◆ RECORD EXTRACTS:
BEGIN

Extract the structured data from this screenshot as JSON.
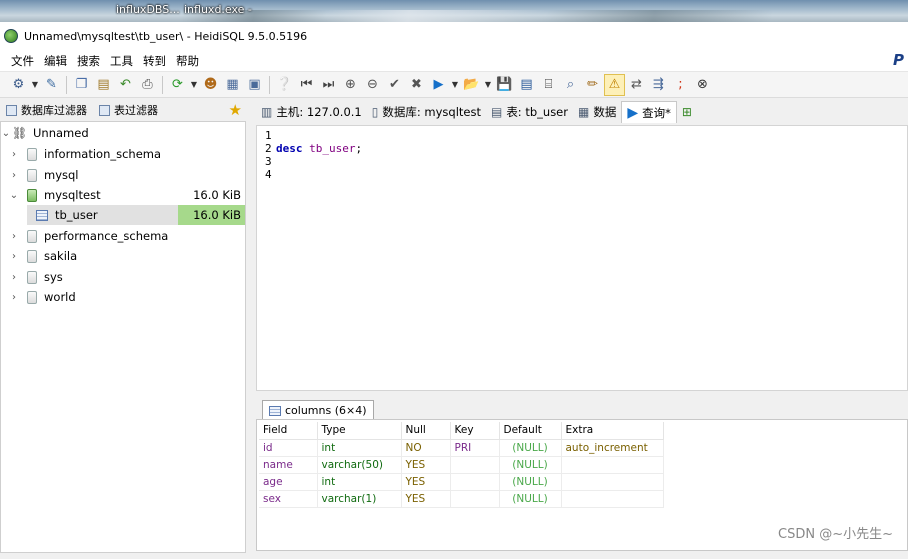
{
  "desktop": {
    "label1": "influxDBS...",
    "label2": "influxd.exe -"
  },
  "window": {
    "title": "Unnamed\\mysqltest\\tb_user\\ - HeidiSQL 9.5.0.5196"
  },
  "menu": {
    "items": [
      "文件",
      "编辑",
      "搜索",
      "工具",
      "转到",
      "帮助"
    ]
  },
  "left_tabs": {
    "db_filter": "数据库过滤器",
    "table_filter": "表过滤器"
  },
  "tree": {
    "root": "Unnamed",
    "databases": [
      {
        "name": "information_schema",
        "size": ""
      },
      {
        "name": "mysql",
        "size": ""
      },
      {
        "name": "mysqltest",
        "size": "16.0 KiB"
      },
      {
        "name": "tb_user",
        "size": "16.0 KiB"
      },
      {
        "name": "performance_schema",
        "size": ""
      },
      {
        "name": "sakila",
        "size": ""
      },
      {
        "name": "sys",
        "size": ""
      },
      {
        "name": "world",
        "size": ""
      }
    ]
  },
  "right_tabs": {
    "host": "主机: 127.0.0.1",
    "database": "数据库: mysqltest",
    "table": "表: tb_user",
    "data": "数据",
    "query": "查询*"
  },
  "editor": {
    "line_numbers": [
      "1",
      "2",
      "3",
      "4"
    ],
    "keyword": "desc",
    "identifier": "tb_user",
    "terminator": ";"
  },
  "result_tab": {
    "label": "columns (6×4)"
  },
  "result_grid": {
    "headers": [
      "Field",
      "Type",
      "Null",
      "Key",
      "Default",
      "Extra"
    ],
    "rows": [
      [
        "id",
        "int",
        "NO",
        "PRI",
        "(NULL)",
        "auto_increment"
      ],
      [
        "name",
        "varchar(50)",
        "YES",
        "",
        "(NULL)",
        ""
      ],
      [
        "age",
        "int",
        "YES",
        "",
        "(NULL)",
        ""
      ],
      [
        "sex",
        "varchar(1)",
        "YES",
        "",
        "(NULL)",
        ""
      ]
    ]
  },
  "watermark": "CSDN @~小先生~"
}
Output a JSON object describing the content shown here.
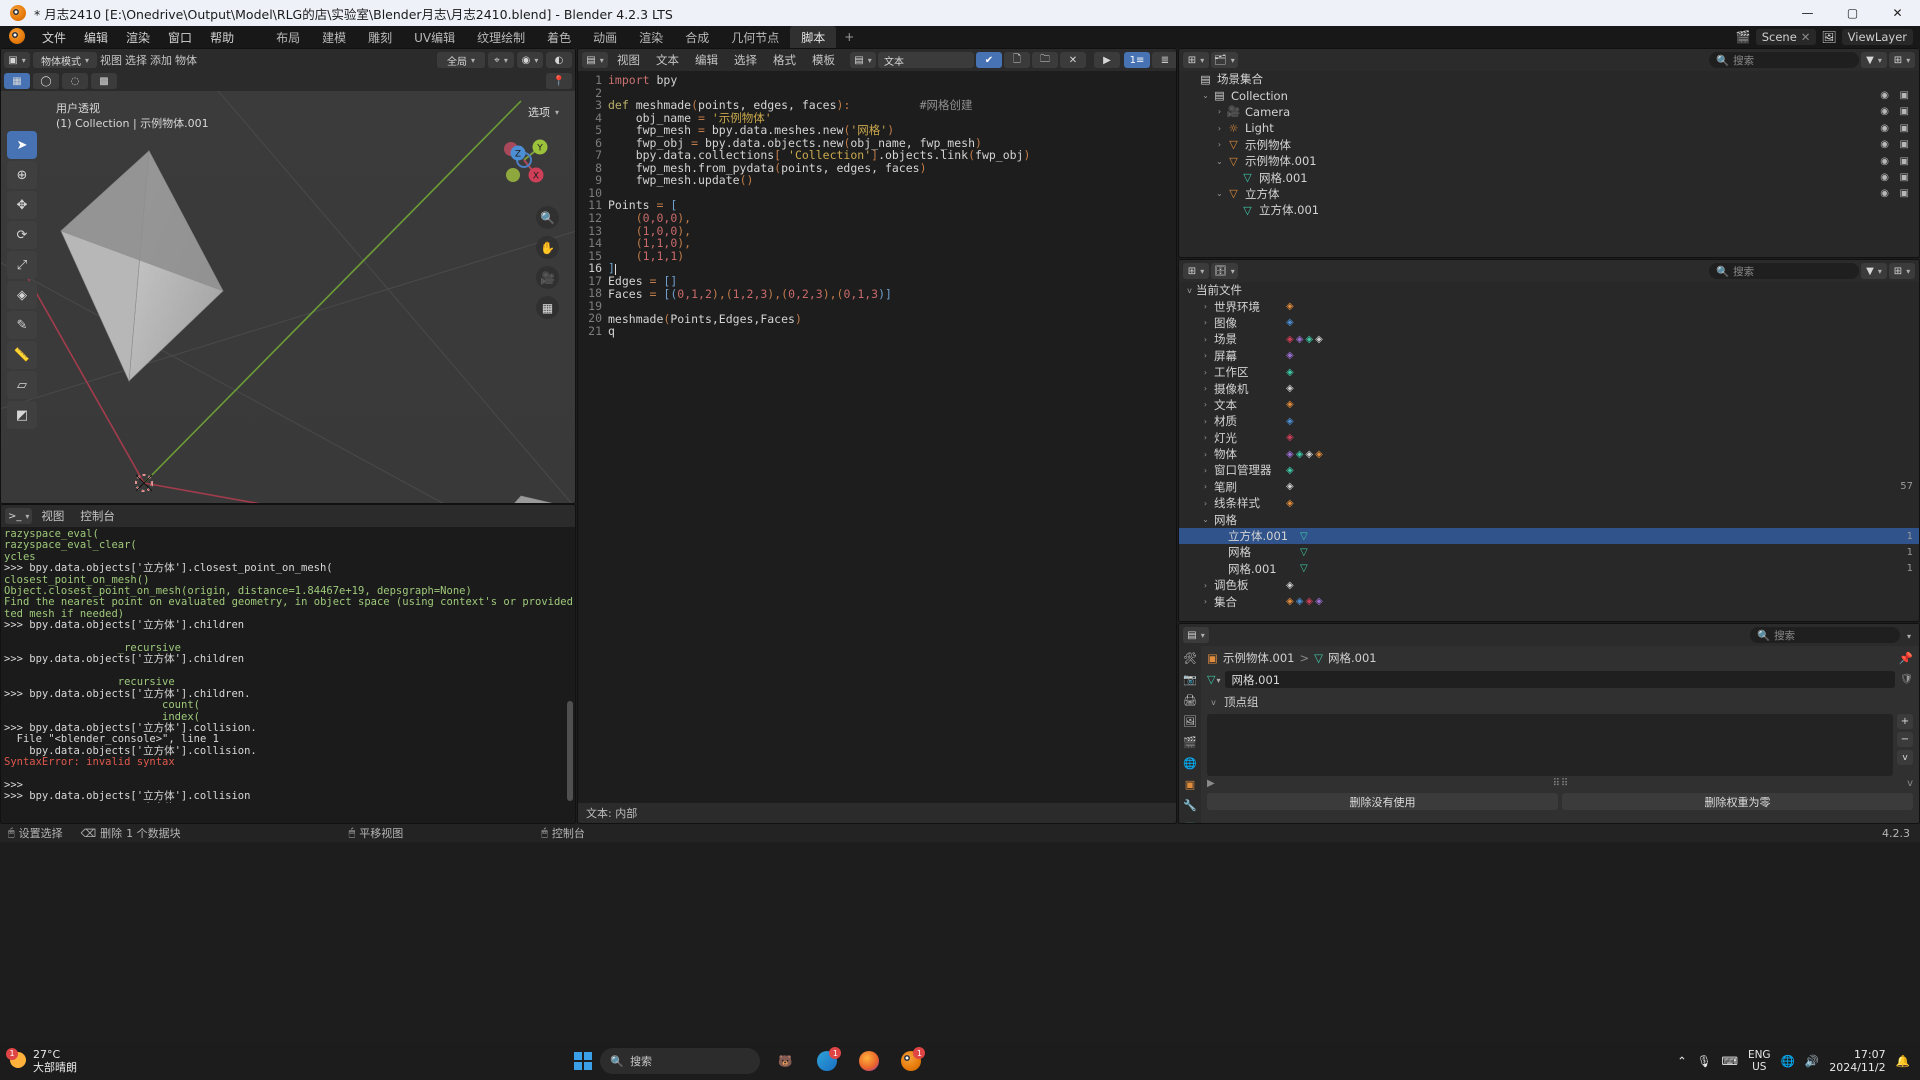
{
  "window": {
    "title": "* 月志2410 [E:\\Onedrive\\Output\\Model\\RLG的店\\实验室\\Blender月志\\月志2410.blend] - Blender 4.2.3 LTS",
    "minimize": "—",
    "maximize": "▢",
    "close": "✕"
  },
  "topbar": {
    "menus": [
      "文件",
      "编辑",
      "渲染",
      "窗口",
      "帮助"
    ],
    "workspaces": [
      "布局",
      "建模",
      "雕刻",
      "UV编辑",
      "纹理绘制",
      "着色",
      "动画",
      "渲染",
      "合成",
      "几何节点",
      "脚本"
    ],
    "active_workspace": "脚本",
    "add_workspace": "+",
    "scene_name": "Scene",
    "viewlayer_name": "ViewLayer"
  },
  "viewport": {
    "mode": "物体模式",
    "menus": [
      "视图",
      "选择",
      "添加",
      "物体"
    ],
    "transform_space": "全局",
    "overlay_label": "选项",
    "info_line1": "用户透视",
    "info_line2": "(1) Collection | 示例物体.001",
    "gizmo_axes": [
      "X",
      "Y",
      "Z"
    ],
    "tools": [
      "tweak",
      "cursor",
      "move",
      "rotate",
      "scale",
      "transform",
      "annotate",
      "measure",
      "add-cube",
      "shear"
    ]
  },
  "console": {
    "menus": [
      "视图",
      "控制台"
    ],
    "lines": [
      {
        "t": "razyspace_eval(",
        "c": "g"
      },
      {
        "t": "razyspace_eval_clear(",
        "c": "g"
      },
      {
        "t": "ycles",
        "c": "g"
      },
      {
        "t": ">>> bpy.data.objects['立方体'].closest_point_on_mesh(",
        "c": "w"
      },
      {
        "t": "closest_point_on_mesh()",
        "c": "g"
      },
      {
        "t": "Object.closest_point_on_mesh(origin, distance=1.84467e+19, depsgraph=None)",
        "c": "g"
      },
      {
        "t": "Find the nearest point on evaluated geometry, in object space (using context's or provided depsgraph to get evalua",
        "c": "g"
      },
      {
        "t": "ted mesh if needed)",
        "c": "g"
      },
      {
        "t": ">>> bpy.data.objects['立方体'].children",
        "c": "w"
      },
      {
        "t": "",
        "c": "w"
      },
      {
        "t": "                  _recursive",
        "c": "g"
      },
      {
        "t": ">>> bpy.data.objects['立方体'].children",
        "c": "w"
      },
      {
        "t": "",
        "c": "w"
      },
      {
        "t": "                  recursive",
        "c": "g"
      },
      {
        "t": ">>> bpy.data.objects['立方体'].children.",
        "c": "w"
      },
      {
        "t": "                         count(",
        "c": "g"
      },
      {
        "t": "                         index(",
        "c": "g"
      },
      {
        "t": ">>> bpy.data.objects['立方体'].collision.",
        "c": "w"
      },
      {
        "t": "  File \"<blender_console>\", line 1",
        "c": "w"
      },
      {
        "t": "    bpy.data.objects['立方体'].collision.",
        "c": "w"
      },
      {
        "t": "SyntaxError: invalid syntax",
        "c": "r"
      },
      {
        "t": "",
        "c": "w"
      },
      {
        "t": ">>> ",
        "c": "w"
      },
      {
        "t": ">>> bpy.data.objects['立方体'].collision",
        "c": "w"
      },
      {
        "t": ">>> bpy.data.objects['立方体']",
        "c": "w"
      }
    ]
  },
  "texteditor": {
    "menus": [
      "视图",
      "文本",
      "编辑",
      "选择",
      "格式",
      "模板"
    ],
    "datablock_name": "文本",
    "footer": "文本: 内部",
    "run_button": "▶",
    "lines": [
      {
        "n": 1,
        "segs": [
          {
            "t": "import ",
            "c": "k-kw"
          },
          {
            "t": "bpy",
            "c": "k-n"
          }
        ]
      },
      {
        "n": 2,
        "segs": []
      },
      {
        "n": 3,
        "segs": [
          {
            "t": "def ",
            "c": "k-def"
          },
          {
            "t": "meshmade",
            "c": "k-n"
          },
          {
            "t": "(",
            "c": "k-op"
          },
          {
            "t": "points, edges, faces",
            "c": "k-n"
          },
          {
            "t": "):",
            "c": "k-op"
          },
          {
            "t": "          ",
            "c": "k-n"
          },
          {
            "t": "#网格创建",
            "c": "k-cm"
          }
        ]
      },
      {
        "n": 4,
        "segs": [
          {
            "t": "    obj_name ",
            "c": "k-n"
          },
          {
            "t": "= ",
            "c": "k-op"
          },
          {
            "t": "'示例物体'",
            "c": "k-str"
          }
        ]
      },
      {
        "n": 5,
        "segs": [
          {
            "t": "    fwp_mesh ",
            "c": "k-n"
          },
          {
            "t": "= ",
            "c": "k-op"
          },
          {
            "t": "bpy.data.meshes.new",
            "c": "k-n"
          },
          {
            "t": "(",
            "c": "k-op"
          },
          {
            "t": "'网格'",
            "c": "k-str"
          },
          {
            "t": ")",
            "c": "k-op"
          }
        ]
      },
      {
        "n": 6,
        "segs": [
          {
            "t": "    fwp_obj ",
            "c": "k-n"
          },
          {
            "t": "= ",
            "c": "k-op"
          },
          {
            "t": "bpy.data.objects.new",
            "c": "k-n"
          },
          {
            "t": "(",
            "c": "k-op"
          },
          {
            "t": "obj_name, fwp_mesh",
            "c": "k-n"
          },
          {
            "t": ")",
            "c": "k-op"
          }
        ]
      },
      {
        "n": 7,
        "segs": [
          {
            "t": "    bpy.data.collections",
            "c": "k-n"
          },
          {
            "t": "[ ",
            "c": "k-op"
          },
          {
            "t": "'Collection'",
            "c": "k-str"
          },
          {
            "t": "]",
            "c": "k-op"
          },
          {
            "t": ".objects.link",
            "c": "k-n"
          },
          {
            "t": "(",
            "c": "k-op"
          },
          {
            "t": "fwp_obj",
            "c": "k-n"
          },
          {
            "t": ")",
            "c": "k-op"
          }
        ]
      },
      {
        "n": 8,
        "segs": [
          {
            "t": "    fwp_mesh.from_pydata",
            "c": "k-n"
          },
          {
            "t": "(",
            "c": "k-op"
          },
          {
            "t": "points, edges, faces",
            "c": "k-n"
          },
          {
            "t": ")",
            "c": "k-op"
          }
        ]
      },
      {
        "n": 9,
        "segs": [
          {
            "t": "    fwp_mesh.update",
            "c": "k-n"
          },
          {
            "t": "()",
            "c": "k-op"
          }
        ]
      },
      {
        "n": 10,
        "segs": []
      },
      {
        "n": 11,
        "segs": [
          {
            "t": "Points ",
            "c": "k-n"
          },
          {
            "t": "= ",
            "c": "k-op"
          },
          {
            "t": "[",
            "c": "k-br"
          }
        ]
      },
      {
        "n": 12,
        "segs": [
          {
            "t": "    (",
            "c": "k-op"
          },
          {
            "t": "0,0,0",
            "c": "k-num"
          },
          {
            "t": "),",
            "c": "k-op"
          }
        ]
      },
      {
        "n": 13,
        "segs": [
          {
            "t": "    (",
            "c": "k-op"
          },
          {
            "t": "1,0,0",
            "c": "k-num"
          },
          {
            "t": "),",
            "c": "k-op"
          }
        ]
      },
      {
        "n": 14,
        "segs": [
          {
            "t": "    (",
            "c": "k-op"
          },
          {
            "t": "1,1,0",
            "c": "k-num"
          },
          {
            "t": "),",
            "c": "k-op"
          }
        ]
      },
      {
        "n": 15,
        "segs": [
          {
            "t": "    (",
            "c": "k-op"
          },
          {
            "t": "1,1,1",
            "c": "k-num"
          },
          {
            "t": ")",
            "c": "k-op"
          }
        ]
      },
      {
        "n": 16,
        "segs": [
          {
            "t": "]",
            "c": "k-br"
          }
        ],
        "cursor": true
      },
      {
        "n": 17,
        "segs": [
          {
            "t": "Edges ",
            "c": "k-n"
          },
          {
            "t": "= ",
            "c": "k-op"
          },
          {
            "t": "[]",
            "c": "k-br"
          }
        ]
      },
      {
        "n": 18,
        "segs": [
          {
            "t": "Faces ",
            "c": "k-n"
          },
          {
            "t": "= ",
            "c": "k-op"
          },
          {
            "t": "[(",
            "c": "k-br"
          },
          {
            "t": "0,1,2",
            "c": "k-num"
          },
          {
            "t": "),(",
            "c": "k-op"
          },
          {
            "t": "1,2,3",
            "c": "k-num"
          },
          {
            "t": "),(",
            "c": "k-op"
          },
          {
            "t": "0,2,3",
            "c": "k-num"
          },
          {
            "t": "),(",
            "c": "k-op"
          },
          {
            "t": "0,1,3",
            "c": "k-num"
          },
          {
            "t": ")]",
            "c": "k-br"
          }
        ]
      },
      {
        "n": 19,
        "segs": []
      },
      {
        "n": 20,
        "segs": [
          {
            "t": "meshmade",
            "c": "k-n"
          },
          {
            "t": "(",
            "c": "k-op"
          },
          {
            "t": "Points,Edges,Faces",
            "c": "k-n"
          },
          {
            "t": ")",
            "c": "k-op"
          }
        ]
      },
      {
        "n": 21,
        "segs": [
          {
            "t": "q",
            "c": "k-n"
          }
        ]
      }
    ]
  },
  "outliner": {
    "search_placeholder": "搜索",
    "rows": [
      {
        "indent": 0,
        "tri": "",
        "icon": "scene-collection-icon",
        "glyph": "▤",
        "color": "#d0d0d0",
        "label": "场景集合",
        "eye": false,
        "cam": false,
        "sel": false
      },
      {
        "indent": 1,
        "tri": "v",
        "icon": "collection-icon",
        "glyph": "▤",
        "color": "#d0d0d0",
        "label": "Collection",
        "eye": true,
        "cam": true,
        "sel": false
      },
      {
        "indent": 2,
        "tri": ">",
        "icon": "camera-icon",
        "glyph": "🎥",
        "color": "#e08c3c",
        "label": "Camera",
        "eye": true,
        "cam": true,
        "sel": false
      },
      {
        "indent": 2,
        "tri": ">",
        "icon": "light-icon",
        "glyph": "☼",
        "color": "#e08c3c",
        "label": "Light",
        "eye": true,
        "cam": true,
        "sel": false
      },
      {
        "indent": 2,
        "tri": ">",
        "icon": "mesh-object-icon",
        "glyph": "▽",
        "color": "#e08c3c",
        "label": "示例物体",
        "eye": true,
        "cam": true,
        "sel": false
      },
      {
        "indent": 2,
        "tri": "v",
        "icon": "mesh-object-icon",
        "glyph": "▽",
        "color": "#e08c3c",
        "label": "示例物体.001",
        "eye": true,
        "cam": true,
        "sel": false
      },
      {
        "indent": 3,
        "tri": "",
        "icon": "mesh-data-icon",
        "glyph": "▽",
        "color": "#3fc9a8",
        "label": "网格.001",
        "eye": true,
        "cam": true,
        "sel": false
      },
      {
        "indent": 2,
        "tri": "v",
        "icon": "mesh-object-icon",
        "glyph": "▽",
        "color": "#e08c3c",
        "label": "立方体",
        "eye": true,
        "cam": true,
        "sel": false
      },
      {
        "indent": 3,
        "tri": "",
        "icon": "mesh-data-icon",
        "glyph": "▽",
        "color": "#3fc9a8",
        "label": "立方体.001",
        "eye": false,
        "cam": false,
        "sel": false
      }
    ]
  },
  "blenderfile": {
    "search_placeholder": "搜索",
    "title": "当前文件",
    "rows": [
      {
        "tri": ">",
        "label": "世界环境",
        "icons": [
          "world"
        ],
        "indent": 1,
        "sel": false
      },
      {
        "tri": ">",
        "label": "图像",
        "icons": [
          "image"
        ],
        "indent": 1,
        "sel": false
      },
      {
        "tri": ">",
        "label": "场景",
        "icons": [
          "scene",
          "scene2",
          "scene3",
          "scene4"
        ],
        "indent": 1,
        "sel": false
      },
      {
        "tri": ">",
        "label": "屏幕",
        "icons": [
          "screen"
        ],
        "indent": 1,
        "sel": false
      },
      {
        "tri": ">",
        "label": "工作区",
        "icons": [
          "workspace"
        ],
        "indent": 1,
        "sel": false
      },
      {
        "tri": ">",
        "label": "摄像机",
        "icons": [
          "camera"
        ],
        "indent": 1,
        "sel": false
      },
      {
        "tri": ">",
        "label": "文本",
        "icons": [
          "text"
        ],
        "indent": 1,
        "sel": false
      },
      {
        "tri": ">",
        "label": "材质",
        "icons": [
          "material"
        ],
        "indent": 1,
        "sel": false
      },
      {
        "tri": ">",
        "label": "灯光",
        "icons": [
          "light"
        ],
        "indent": 1,
        "sel": false
      },
      {
        "tri": ">",
        "label": "物体",
        "icons": [
          "object",
          "object2",
          "object3",
          "object4"
        ],
        "indent": 1,
        "sel": false
      },
      {
        "tri": ">",
        "label": "窗口管理器",
        "icons": [
          "window"
        ],
        "indent": 1,
        "sel": false
      },
      {
        "tri": ">",
        "label": "笔刷",
        "icons": [
          "brush"
        ],
        "indent": 1,
        "count": "57",
        "sel": false
      },
      {
        "tri": ">",
        "label": "线条样式",
        "icons": [
          "linestyle"
        ],
        "indent": 1,
        "sel": false
      },
      {
        "tri": "v",
        "label": "网格",
        "icons": [],
        "indent": 1,
        "sel": false
      },
      {
        "tri": "",
        "label": "立方体.001",
        "icons": [
          "meshdata"
        ],
        "indent": 2,
        "count": "1",
        "sel": true
      },
      {
        "tri": "",
        "label": "网格",
        "icons": [
          "meshdata"
        ],
        "indent": 2,
        "count": "1",
        "sel": false
      },
      {
        "tri": "",
        "label": "网格.001",
        "icons": [
          "meshdata"
        ],
        "indent": 2,
        "count": "1",
        "sel": false
      },
      {
        "tri": ">",
        "label": "调色板",
        "icons": [
          "palette"
        ],
        "indent": 1,
        "sel": false
      },
      {
        "tri": ">",
        "label": "集合",
        "icons": [
          "coll",
          "coll2",
          "coll3",
          "coll4"
        ],
        "indent": 1,
        "sel": false
      }
    ]
  },
  "properties": {
    "search_placeholder": "搜索",
    "breadcrumb": [
      "示例物体.001",
      "网格.001"
    ],
    "datablock_name": "网格.001",
    "panel_title": "顶点组",
    "buttons": [
      "删除没有使用",
      "删除权重为零"
    ],
    "tabs": [
      "tool",
      "render",
      "output",
      "viewlayer",
      "scene",
      "world",
      "object",
      "modifier",
      "data",
      "material"
    ]
  },
  "statusbar": {
    "left_items": [
      "设置选择",
      "删除",
      "1 个数据块"
    ],
    "mouse_hint": "平移视图",
    "console_hint": "控制台",
    "version": "4.2.3"
  },
  "taskbar": {
    "temperature": "27°C",
    "weather": "大部晴朗",
    "weather_badge": "1",
    "search_placeholder": "搜索",
    "apps": [
      {
        "name": "edge-icon",
        "badge": "1"
      },
      {
        "name": "firefox-icon",
        "badge": ""
      },
      {
        "name": "blender-icon",
        "badge": "1"
      }
    ],
    "lang_top": "ENG",
    "lang_bottom": "US",
    "time": "17:07",
    "date": "2024/11/2"
  }
}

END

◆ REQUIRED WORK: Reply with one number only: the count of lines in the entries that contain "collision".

◆ SOLUTION TO THIS PROBLEM: 3